Provided data
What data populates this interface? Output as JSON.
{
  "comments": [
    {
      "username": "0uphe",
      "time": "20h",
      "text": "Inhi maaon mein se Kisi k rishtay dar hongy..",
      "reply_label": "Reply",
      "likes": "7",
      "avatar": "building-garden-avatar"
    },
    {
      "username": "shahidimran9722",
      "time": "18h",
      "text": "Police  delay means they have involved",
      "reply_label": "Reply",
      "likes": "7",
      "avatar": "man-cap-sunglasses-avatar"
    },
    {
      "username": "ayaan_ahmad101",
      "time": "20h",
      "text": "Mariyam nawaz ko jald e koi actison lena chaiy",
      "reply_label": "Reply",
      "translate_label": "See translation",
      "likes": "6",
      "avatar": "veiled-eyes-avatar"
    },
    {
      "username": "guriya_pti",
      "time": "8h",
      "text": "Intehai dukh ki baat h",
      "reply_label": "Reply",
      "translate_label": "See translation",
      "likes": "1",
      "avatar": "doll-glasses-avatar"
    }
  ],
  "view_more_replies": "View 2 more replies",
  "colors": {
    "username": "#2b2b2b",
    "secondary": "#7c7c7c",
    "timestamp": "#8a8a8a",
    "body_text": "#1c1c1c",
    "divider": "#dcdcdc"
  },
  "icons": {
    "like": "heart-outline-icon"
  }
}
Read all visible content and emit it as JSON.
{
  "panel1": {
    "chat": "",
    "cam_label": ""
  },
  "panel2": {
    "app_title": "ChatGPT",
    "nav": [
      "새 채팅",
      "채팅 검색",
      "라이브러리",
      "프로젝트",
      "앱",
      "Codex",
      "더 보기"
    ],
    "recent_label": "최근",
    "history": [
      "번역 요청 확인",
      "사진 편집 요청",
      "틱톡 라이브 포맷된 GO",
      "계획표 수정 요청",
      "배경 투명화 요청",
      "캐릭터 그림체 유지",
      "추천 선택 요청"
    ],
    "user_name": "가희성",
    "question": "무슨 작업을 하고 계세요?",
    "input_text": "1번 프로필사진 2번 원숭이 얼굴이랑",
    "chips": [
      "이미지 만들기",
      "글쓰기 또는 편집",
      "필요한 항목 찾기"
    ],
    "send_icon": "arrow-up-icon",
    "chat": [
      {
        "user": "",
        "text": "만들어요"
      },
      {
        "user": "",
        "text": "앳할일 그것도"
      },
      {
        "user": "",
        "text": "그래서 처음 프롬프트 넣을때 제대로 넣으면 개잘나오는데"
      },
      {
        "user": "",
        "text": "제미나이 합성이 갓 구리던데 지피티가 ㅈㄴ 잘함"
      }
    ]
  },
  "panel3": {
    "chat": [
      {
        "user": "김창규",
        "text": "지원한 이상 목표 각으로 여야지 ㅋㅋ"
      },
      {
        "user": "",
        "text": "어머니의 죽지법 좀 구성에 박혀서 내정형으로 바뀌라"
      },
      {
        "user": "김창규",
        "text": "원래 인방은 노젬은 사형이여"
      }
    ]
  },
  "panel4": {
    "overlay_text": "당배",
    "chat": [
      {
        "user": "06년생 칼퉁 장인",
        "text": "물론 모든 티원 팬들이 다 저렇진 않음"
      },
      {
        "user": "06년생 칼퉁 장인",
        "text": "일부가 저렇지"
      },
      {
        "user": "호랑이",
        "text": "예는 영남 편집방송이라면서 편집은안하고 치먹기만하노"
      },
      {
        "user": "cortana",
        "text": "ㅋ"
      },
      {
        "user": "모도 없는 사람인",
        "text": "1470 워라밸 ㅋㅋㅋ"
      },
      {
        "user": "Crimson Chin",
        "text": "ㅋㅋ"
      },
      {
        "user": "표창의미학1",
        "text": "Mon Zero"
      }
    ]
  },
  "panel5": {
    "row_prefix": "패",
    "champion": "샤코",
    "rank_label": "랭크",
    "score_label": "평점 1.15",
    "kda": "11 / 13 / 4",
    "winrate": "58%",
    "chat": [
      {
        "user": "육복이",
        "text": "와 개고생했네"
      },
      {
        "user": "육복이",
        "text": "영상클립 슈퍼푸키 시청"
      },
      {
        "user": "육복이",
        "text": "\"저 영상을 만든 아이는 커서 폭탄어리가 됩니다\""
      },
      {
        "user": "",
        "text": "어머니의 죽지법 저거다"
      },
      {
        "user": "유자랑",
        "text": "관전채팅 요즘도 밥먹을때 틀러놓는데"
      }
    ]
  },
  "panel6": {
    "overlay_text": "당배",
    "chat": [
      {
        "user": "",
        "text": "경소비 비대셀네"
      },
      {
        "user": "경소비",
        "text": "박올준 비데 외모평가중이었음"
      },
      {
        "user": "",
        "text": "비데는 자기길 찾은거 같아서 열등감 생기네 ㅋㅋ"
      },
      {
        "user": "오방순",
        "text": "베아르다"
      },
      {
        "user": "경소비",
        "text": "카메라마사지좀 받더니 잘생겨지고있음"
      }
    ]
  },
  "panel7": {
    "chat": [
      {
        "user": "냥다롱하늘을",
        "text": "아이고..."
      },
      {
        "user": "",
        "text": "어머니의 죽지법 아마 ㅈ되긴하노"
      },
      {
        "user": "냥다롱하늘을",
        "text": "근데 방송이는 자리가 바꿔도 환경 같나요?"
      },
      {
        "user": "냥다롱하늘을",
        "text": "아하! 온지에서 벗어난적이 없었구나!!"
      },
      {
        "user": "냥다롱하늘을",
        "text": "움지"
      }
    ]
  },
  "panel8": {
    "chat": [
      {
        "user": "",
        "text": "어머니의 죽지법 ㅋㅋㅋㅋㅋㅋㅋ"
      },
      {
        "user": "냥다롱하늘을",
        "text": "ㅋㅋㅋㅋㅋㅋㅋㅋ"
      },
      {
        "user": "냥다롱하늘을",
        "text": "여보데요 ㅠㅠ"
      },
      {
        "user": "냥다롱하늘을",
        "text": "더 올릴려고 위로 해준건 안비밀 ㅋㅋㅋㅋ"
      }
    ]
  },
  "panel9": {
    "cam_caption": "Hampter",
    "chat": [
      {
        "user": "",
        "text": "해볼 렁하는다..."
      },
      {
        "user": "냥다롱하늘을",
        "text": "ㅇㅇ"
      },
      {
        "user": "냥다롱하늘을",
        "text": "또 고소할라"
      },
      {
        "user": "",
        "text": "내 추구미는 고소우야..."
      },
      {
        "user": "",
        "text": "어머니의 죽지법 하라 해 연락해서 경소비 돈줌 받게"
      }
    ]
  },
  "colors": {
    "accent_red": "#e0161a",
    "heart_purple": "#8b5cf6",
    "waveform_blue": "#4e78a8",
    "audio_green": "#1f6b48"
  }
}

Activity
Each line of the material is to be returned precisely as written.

Written solution
What data populates this interface? Output as JSON.
{
  "comments": [
    {
      "username": "0uphe",
      "time": "20h",
      "text": "Inhi maaon mein se Kisi k rishtay dar hongy..",
      "reply_label": "Reply",
      "likes": "7",
      "avatar": "building-garden-avatar"
    },
    {
      "username": "shahidimran9722",
      "time": "18h",
      "text": "Police  delay means they have involved",
      "reply_label": "Reply",
      "likes": "7",
      "avatar": "man-cap-sunglasses-avatar"
    },
    {
      "username": "ayaan_ahmad101",
      "time": "20h",
      "text": "Mariyam nawaz ko jald e koi actison lena chaiy",
      "reply_label": "Reply",
      "translate_label": "See translation",
      "likes": "6",
      "avatar": "veiled-eyes-avatar"
    },
    {
      "username": "guriya_pti",
      "time": "8h",
      "text": "Intehai dukh ki baat h",
      "reply_label": "Reply",
      "translate_label": "See translation",
      "likes": "1",
      "avatar": "doll-glasses-avatar"
    }
  ],
  "view_more_replies": "View 2 more replies",
  "colors": {
    "username": "#2b2b2b",
    "secondary": "#7c7c7c",
    "timestamp": "#8a8a8a",
    "body_text": "#1c1c1c",
    "divider": "#dcdcdc"
  },
  "icons": {
    "like": "heart-outline-icon"
  }
}
Read all visible content and emit it as JSON.
{
  "panel1": {
    "chat": "",
    "cam_label": ""
  },
  "panel2": {
    "app_title": "ChatGPT",
    "nav": [
      "새 채팅",
      "채팅 검색",
      "라이브러리",
      "프로젝트",
      "앱",
      "Codex",
      "더 보기"
    ],
    "recent_label": "최근",
    "history": [
      "번역 요청 확인",
      "사진 편집 요청",
      "틱톡 라이브 포맷된 GO",
      "계획표 수정 요청",
      "배경 투명화 요청",
      "캐릭터 그림체 유지",
      "추천 선택 요청"
    ],
    "user_name": "가희성",
    "question": "무슨 작업을 하고 계세요?",
    "input_text": "1번 프로필사진 2번 원숭이 얼굴이랑",
    "chips": [
      "이미지 만들기",
      "글쓰기 또는 편집",
      "필요한 항목 찾기"
    ],
    "send_icon": "arrow-up-icon",
    "chat": [
      {
        "user": "",
        "text": "만들어요"
      },
      {
        "user": "",
        "text": "앳할일 그것도"
      },
      {
        "user": "",
        "text": "그래서 처음 프롬프트 넣을때 제대로 넣으면 개잘나오는데"
      },
      {
        "user": "",
        "text": "제미나이 합성이 갓 구리던데 지피티가 ㅈㄴ 잘함"
      }
    ]
  },
  "panel3": {
    "chat": [
      {
        "user": "김창규",
        "text": "지원한 이상 목표 각으로 여야지 ㅋㅋ"
      },
      {
        "user": "",
        "text": "어머니의 죽지법 좀 구성에 박혀서 내정형으로 바뀌라"
      },
      {
        "user": "김창규",
        "text": "원래 인방은 노젬은 사형이여"
      }
    ]
  },
  "panel4": {
    "overlay_text": "당배",
    "chat": [
      {
        "user": "06년생 칼퉁 장인",
        "text": "물론 모든 티원 팬들이 다 저렇진 않음"
      },
      {
        "user": "06년생 칼퉁 장인",
        "text": "일부가 저렇지"
      },
      {
        "user": "호랑이",
        "text": "예는 영남 편집방송이라면서 편집은안하고 치먹기만하노"
      },
      {
        "user": "cortana",
        "text": "ㅋ"
      },
      {
        "user": "모도 없는 사람인",
        "text": "1470 워라밸 ㅋㅋㅋ"
      },
      {
        "user": "Crimson Chin",
        "text": "ㅋㅋ"
      },
      {
        "user": "표창의미학1",
        "text": "Mon Zero"
      }
    ]
  },
  "panel5": {
    "row_prefix": "패",
    "champion": "샤코",
    "rank_label": "랭크",
    "score_label": "평점 1.15",
    "kda": "11 / 13 / 4",
    "winrate": "58%",
    "chat": [
      {
        "user": "육복이",
        "text": "와 개고생했네"
      },
      {
        "user": "육복이",
        "text": "영상클립 슈퍼푸키 시청"
      },
      {
        "user": "육복이",
        "text": "\"저 영상을 만든 아이는 커서 폭탄어리가 됩니다\""
      },
      {
        "user": "",
        "text": "어머니의 죽지법 저거다"
      },
      {
        "user": "유자랑",
        "text": "관전채팅 요즘도 밥먹을때 틀러놓는데"
      }
    ]
  },
  "panel6": {
    "overlay_text": "당배",
    "chat": [
      {
        "user": "",
        "text": "경소비 비대셀네"
      },
      {
        "user": "경소비",
        "text": "박올준 비데 외모평가중이었음"
      },
      {
        "user": "",
        "text": "비데는 자기길 찾은거 같아서 열등감 생기네 ㅋㅋ"
      },
      {
        "user": "오방순",
        "text": "베아르다"
      },
      {
        "user": "경소비",
        "text": "카메라마사지좀 받더니 잘생겨지고있음"
      }
    ]
  },
  "panel7": {
    "chat": [
      {
        "user": "냥다롱하늘을",
        "text": "아이고..."
      },
      {
        "user": "",
        "text": "어머니의 죽지법 아마 ㅈ되긴하노"
      },
      {
        "user": "냥다롱하늘을",
        "text": "근데 방송이는 자리가 바꿔도 환경 같나요?"
      },
      {
        "user": "냥다롱하늘을",
        "text": "아하! 온지에서 벗어난적이 없었구나!!"
      },
      {
        "user": "냥다롱하늘을",
        "text": "움지"
      }
    ]
  },
  "panel8": {
    "chat": [
      {
        "user": "",
        "text": "어머니의 죽지법 ㅋㅋㅋㅋㅋㅋㅋ"
      },
      {
        "user": "냥다롱하늘을",
        "text": "ㅋㅋㅋㅋㅋㅋㅋㅋ"
      },
      {
        "user": "냥다롱하늘을",
        "text": "여보데요 ㅠㅠ"
      },
      {
        "user": "냥다롱하늘을",
        "text": "더 올릴려고 위로 해준건 안비밀 ㅋㅋㅋㅋ"
      }
    ]
  },
  "panel9": {
    "cam_caption": "Hampter",
    "chat": [
      {
        "user": "",
        "text": "해볼 렁하는다..."
      },
      {
        "user": "냥다롱하늘을",
        "text": "ㅇㅇ"
      },
      {
        "user": "냥다롱하늘을",
        "text": "또 고소할라"
      },
      {
        "user": "",
        "text": "내 추구미는 고소우야..."
      },
      {
        "user": "",
        "text": "어머니의 죽지법 하라 해 연락해서 경소비 돈줌 받게"
      }
    ]
  },
  "colors": {
    "accent_red": "#e0161a",
    "heart_purple": "#8b5cf6",
    "waveform_blue": "#4e78a8",
    "audio_green": "#1f6b48"
  }
}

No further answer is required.